    • The first Canada-India Track 1.5 dialogue on innovation, growth, and prosperity was held in Ottawa in 2018 between Gateway House, Mumbai, and Centre for International Governance Innovation (CIGI), Canada. Both sides explored the possibility of future cooperation in the field of cyber security, geoengineering, climate leadership, trade in services, and traditional & non-traditional forms of energy.

Point of contentions

  • Khalistan movement
    • The Khalistan movement is a Sikh separatist movement that seeks to create a homeland for the Sikhs by establishing a sovereign state called Khalistān in the Punjab region.
    • This state existed in Punjab from 1709 to 1849.
    • In recent years, India-Canada ties have deteriorated, especially given the view that the current Justin Trudeau administration is soft on individuals and organizations that support the demand for Khalistan.
  • China
    • Common challenges of the COVID-19 era accelerated the momentum of bilateral engagement.
    • Canada’s travails with China, starting with the arrest of Huawei’s chief financial officer in Canada in December 2018.
    • Later, the ‘hostage diplomacy’ practised by Beijing which arrested two Canadian nationals, has caused huge stress in Canada-China relations, turning Canadian public opinion against China.
    • This opened the door to a closer relationship with India.
    • Against this backdrop, developments concerning the Indo-Pacific—  strengthening of the Quad and the growing interest of France, Netherlands and Germany to be active players in the region — are of immense relevance to Canada.
    • The forthcoming dialogue can deepen the India-Canada convergence on this issue.
  • The recent matter of contention between India –Canada Relations
    • Canada and India have long-standing bilateral relations based on shared democratic, pluralistic, and interpersonal values.
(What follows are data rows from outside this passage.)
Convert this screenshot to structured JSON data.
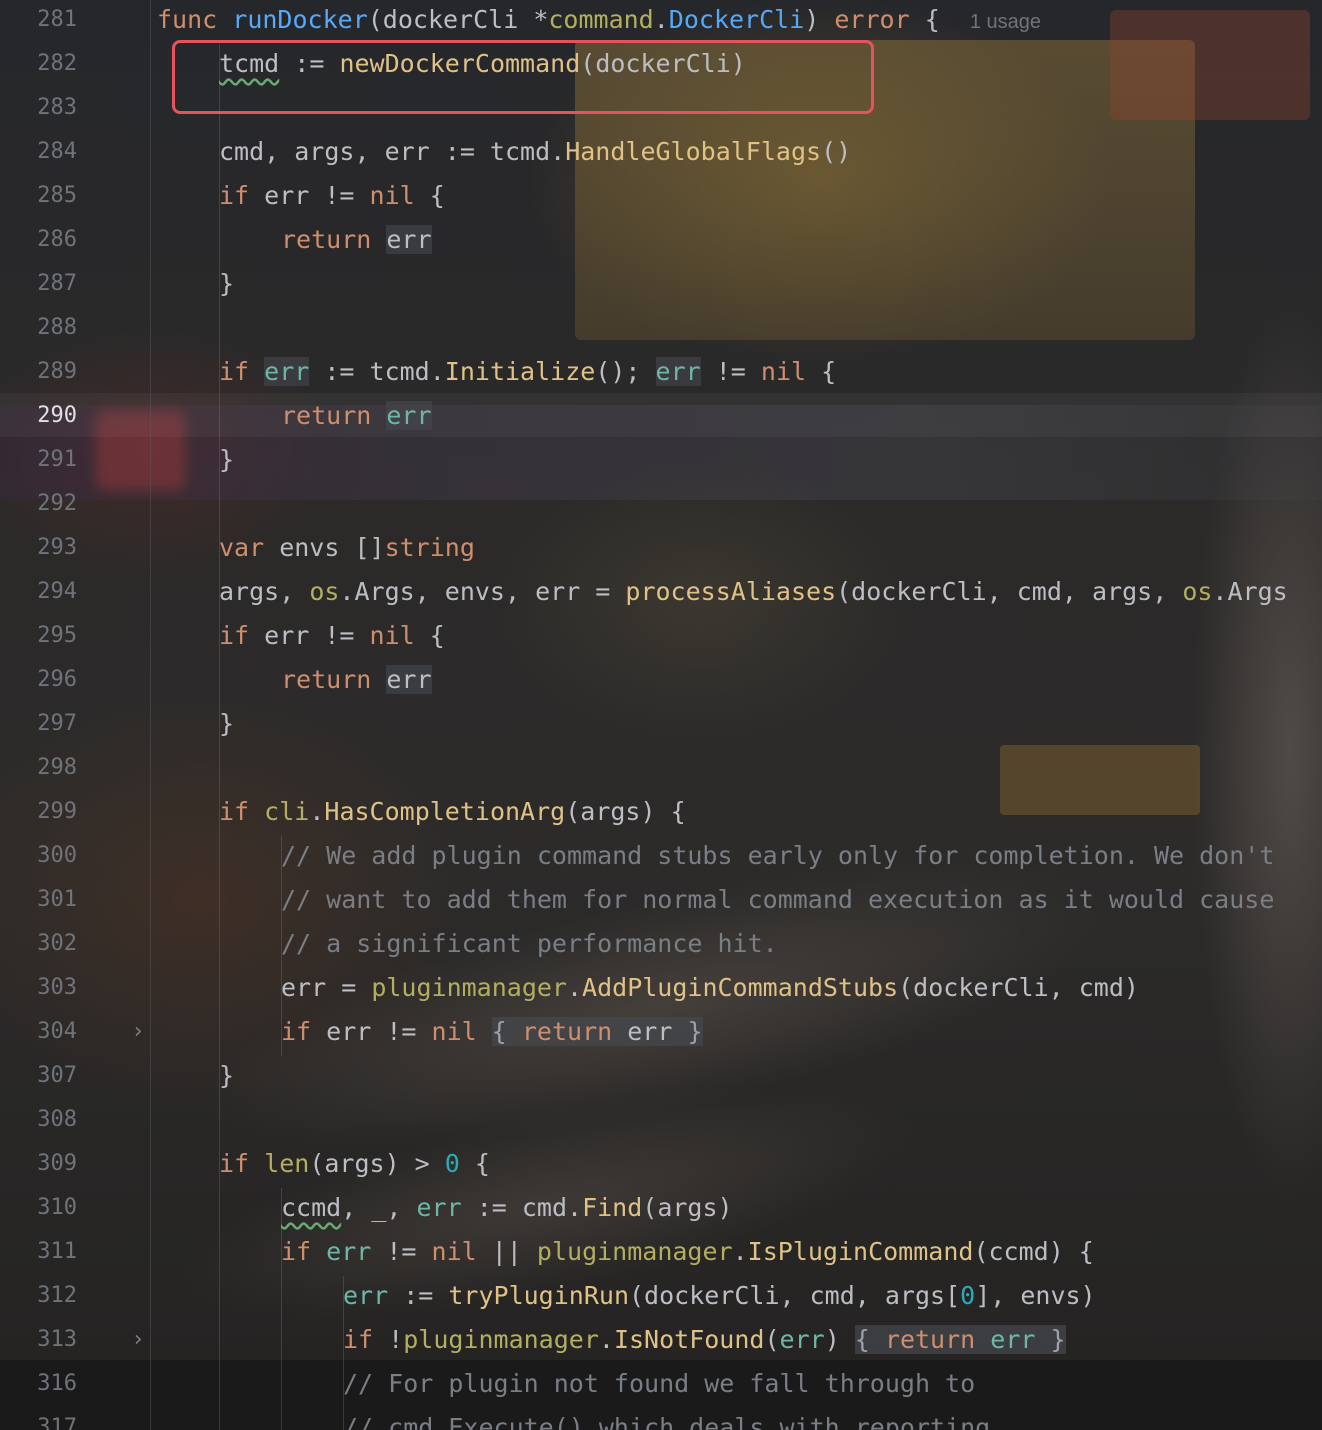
{
  "editor": {
    "function_usage_hint": "1 usage",
    "current_line": "290",
    "line_numbers": [
      "281",
      "282",
      "283",
      "284",
      "285",
      "286",
      "287",
      "288",
      "289",
      "290",
      "291",
      "292",
      "293",
      "294",
      "295",
      "296",
      "297",
      "298",
      "299",
      "300",
      "301",
      "302",
      "303",
      "304",
      "307",
      "308",
      "309",
      "310",
      "311",
      "312",
      "313",
      "316",
      "317"
    ],
    "folded_lines": [
      "304",
      "313"
    ]
  },
  "code": {
    "l281": {
      "func": "func",
      "name": "runDocker",
      "paren": "(dockerCli *",
      "pkg": "command",
      "dot": ".",
      "type": "DockerCli",
      "close": ") ",
      "ret": "error",
      "brace": " {  "
    },
    "l282": {
      "var": "tcmd",
      "op": " := ",
      "call": "newDockerCommand",
      "args": "(dockerCli)"
    },
    "l284": {
      "lhs": "cmd, args, err := tcmd.",
      "method": "HandleGlobalFlags",
      "tail": "()"
    },
    "l285": {
      "if": "if",
      "cond": " err != ",
      "nil": "nil",
      "tail": " {"
    },
    "l286": {
      "ret": "return",
      "val": "err"
    },
    "l287": {
      "brace": "}"
    },
    "l289": {
      "if": "if",
      "a": " ",
      "err1": "err",
      "b": " := tcmd.",
      "method": "Initialize",
      "c": "(); ",
      "err2": "err",
      "d": " != ",
      "nil": "nil",
      "e": " {"
    },
    "l290": {
      "ret": "return",
      "val": "err"
    },
    "l291": {
      "brace": "}"
    },
    "l293": {
      "var": "var",
      "mid": " envs []",
      "type": "string"
    },
    "l294": {
      "a": "args, ",
      "os1": "os",
      "b": ".Args, envs, err = ",
      "call": "processAliases",
      "c": "(dockerCli, cmd, args, ",
      "os2": "os",
      "d": ".Args"
    },
    "l295": {
      "if": "if",
      "cond": " err != ",
      "nil": "nil",
      "tail": " {"
    },
    "l296": {
      "ret": "return",
      "val": "err"
    },
    "l297": {
      "brace": "}"
    },
    "l299": {
      "if": "if",
      "a": " ",
      "pkg": "cli",
      "b": ".",
      "method": "HasCompletionArg",
      "c": "(args) {"
    },
    "l300": {
      "comment": "// We add plugin command stubs early only for completion. We don't"
    },
    "l301": {
      "comment": "// want to add them for normal command execution as it would cause"
    },
    "l302": {
      "comment": "// a significant performance hit."
    },
    "l303": {
      "a": "err = ",
      "pkg": "pluginmanager",
      "b": ".",
      "method": "AddPluginCommandStubs",
      "c": "(dockerCli, cmd)"
    },
    "l304": {
      "if": "if",
      "a": " err != ",
      "nil": "nil",
      "b": " ",
      "fold_open": "{ ",
      "ret": "return",
      "c": " err ",
      "fold_close": "}"
    },
    "l307": {
      "brace": "}"
    },
    "l309": {
      "if": "if",
      "a": " ",
      "builtin": "len",
      "b": "(args) > ",
      "num": "0",
      "c": " {"
    },
    "l310": {
      "var": "ccmd",
      "a": ", _, ",
      "err": "err",
      "b": " := cmd.",
      "method": "Find",
      "c": "(args)"
    },
    "l311": {
      "if": "if",
      "a": " ",
      "err": "err",
      "b": " != ",
      "nil": "nil",
      "c": " || ",
      "pkg": "pluginmanager",
      "d": ".",
      "method": "IsPluginCommand",
      "e": "(ccmd) {"
    },
    "l312": {
      "err": "err",
      "a": " := ",
      "call": "tryPluginRun",
      "b": "(dockerCli, cmd, args[",
      "num": "0",
      "c": "], envs)"
    },
    "l313": {
      "if": "if",
      "a": " !",
      "pkg": "pluginmanager",
      "b": ".",
      "method": "IsNotFound",
      "c": "(",
      "err1": "err",
      "d": ") ",
      "fold_open": "{ ",
      "ret": "return",
      "e": " ",
      "err2": "err",
      "f": " ",
      "fold_close": "}"
    },
    "l316": {
      "comment": "// For plugin not found we fall through to"
    },
    "l317": {
      "comment": "// cmd.Execute() which deals with reporting"
    }
  },
  "colors": {
    "annotation_box": "#e5535d",
    "keyword": "#cf8e6d",
    "function": "#57aaf7",
    "method": "#e0c287",
    "package": "#b3ae60",
    "comment": "#7a7e85",
    "number": "#2aacb8",
    "text": "#bcbec4"
  }
}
A growing network of official dialogues, agreements, memorandums of understanding, and working groups strengthens
    • Canada and India’s deep cultural and political ties. Relations between the two countries were strained in December 2020 after Canadian Prime Minister Justin Trudeau spoke out about farmers protesting in India. It was regarded as an intrusion into India’s internal affairs. Following that, the Indian foreign ministry summoned Canada’s high commissioner to India.
    • In February 2020, Trudeau appeared to play down the issue and praised the government for holding dialogue with the agitating farmers.


  • The course of India-Canada relations never did run smoothly. Ever since they were established, bilateral relations have been buffeted by inimical winds. If at one time it was the nuclear issue, at another time it was Khalistan. This is regrettable considering how much the two countries share – from democratic ideals to multicultural societies, to membership of the Commonwealth and, most of all, to a large Indian Diaspora which, at roughly one million, forms three per cent of Canada’s population.
  • But, notwithstanding their chequered history, India-Canada ties are way bigger than individuals or groups, and much too important to be allowed to slip into disrepair. They have encountered speed bumps in the past but have always managed to bounce back, as bilateral convergences far outweigh divergences. Both sides need to start afresh, build on synergies, and address the irritants.
  • Divided by geographical distance but united through clear common interests and shared values, India and Canada will begin their steady journey of progress, this time with a laser-like focus on common goals as well.
  • There is enough potential for both India and Canada to boost the cooperation and take their relations to the next level. But it requires Canadian effort by widening their Indian perspective. This can happen if India by diverting the talks from politically contentious issues
  • The need of the hour is to strengthen mutual trust and confidence, by taking a long-term view of the relationship.

Mains model question

  • Critically examine the roots of the Khalistan movement, its objectives and the causes of its fall.